[Items from an interface collection]
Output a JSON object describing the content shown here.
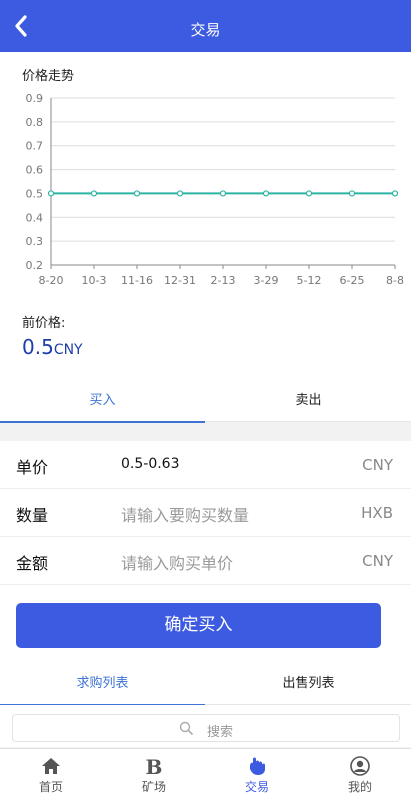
{
  "header": {
    "title": "交易"
  },
  "chart_section": {
    "title": "价格走势",
    "price_label": "前价格:",
    "price_value": "0.5",
    "price_unit": "CNY"
  },
  "chart_data": {
    "type": "line",
    "categories": [
      "8-20",
      "10-3",
      "11-16",
      "12-31",
      "2-13",
      "3-29",
      "5-12",
      "6-25",
      "8-8"
    ],
    "series": [
      {
        "values": [
          0.5,
          0.5,
          0.5,
          0.5,
          0.5,
          0.5,
          0.5,
          0.5,
          0.5
        ]
      }
    ],
    "ylim": [
      0.2,
      0.9
    ],
    "yticks": [
      "0.2",
      "0.3",
      "0.4",
      "0.5",
      "0.6",
      "0.7",
      "0.8",
      "0.9"
    ],
    "grid": true,
    "line_color": "#2bb3a3"
  },
  "trade_tabs": {
    "buy": "买入",
    "sell": "卖出"
  },
  "form": {
    "price": {
      "label": "单价",
      "value": "0.5-0.63",
      "unit": "CNY"
    },
    "quantity": {
      "label": "数量",
      "placeholder": "请输入要购买数量",
      "unit": "HXB"
    },
    "amount": {
      "label": "金额",
      "placeholder": "请输入购买单价",
      "unit": "CNY"
    },
    "confirm_label": "确定买入"
  },
  "list_tabs": {
    "buy_list": "求购列表",
    "sell_list": "出售列表"
  },
  "search": {
    "placeholder": "搜索"
  },
  "nav": [
    {
      "label": "首页",
      "icon": "home-icon"
    },
    {
      "label": "矿场",
      "icon": "bold-b-icon"
    },
    {
      "label": "交易",
      "icon": "hand-icon"
    },
    {
      "label": "我的",
      "icon": "user-icon"
    }
  ],
  "colors": {
    "primary": "#3d5be0",
    "tab_active": "#3d73d6",
    "price_value": "#1e3ea8"
  }
}
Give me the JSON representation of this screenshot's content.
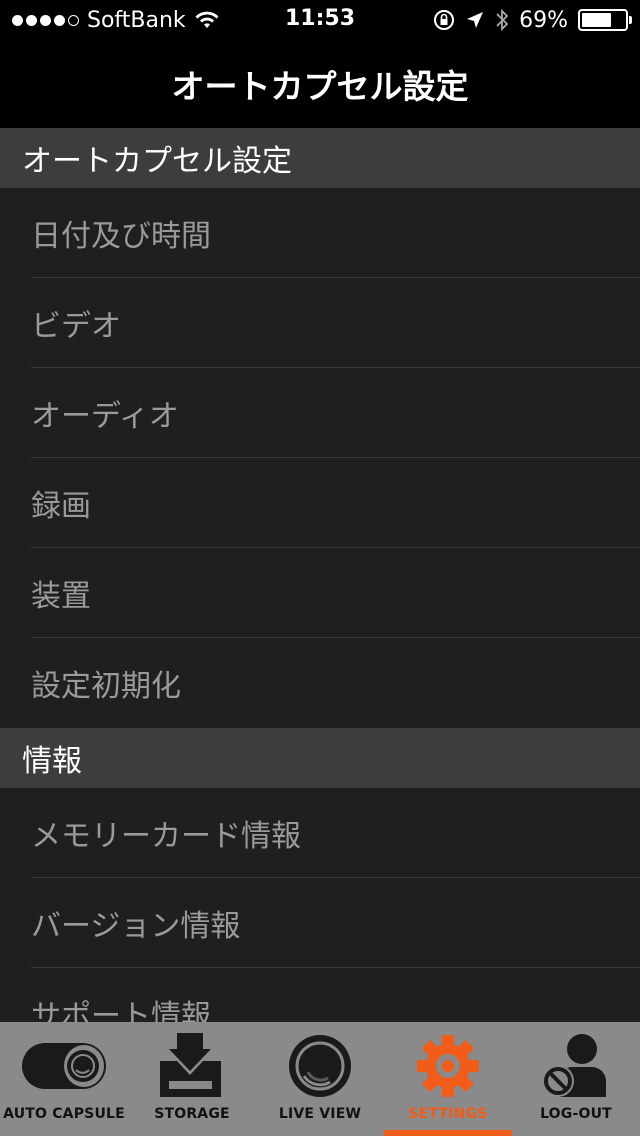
{
  "status_bar": {
    "carrier": "SoftBank",
    "time": "11:53",
    "battery_percent": "69%",
    "battery_level": 0.69,
    "signal_bars_filled": 4,
    "signal_bars_total": 5
  },
  "nav": {
    "title": "オートカプセル設定"
  },
  "sections": [
    {
      "header": "オートカプセル設定",
      "items": [
        "日付及び時間",
        "ビデオ",
        "オーディオ",
        "録画",
        "装置",
        "設定初期化"
      ]
    },
    {
      "header": "情報",
      "items": [
        "メモリーカード情報",
        "バージョン情報",
        "サポート情報"
      ]
    }
  ],
  "tab_bar": {
    "tabs": [
      {
        "label": "AUTO CAPSULE",
        "icon": "auto-capsule-icon"
      },
      {
        "label": "STORAGE",
        "icon": "storage-icon"
      },
      {
        "label": "LIVE VIEW",
        "icon": "live-view-icon"
      },
      {
        "label": "SETTINGS",
        "icon": "settings-gear-icon",
        "active": true
      },
      {
        "label": "LOG-OUT",
        "icon": "logout-user-icon"
      }
    ],
    "active_color": "#f25c19"
  }
}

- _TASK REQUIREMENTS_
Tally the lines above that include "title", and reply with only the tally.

- _TASK SOLUTION_
3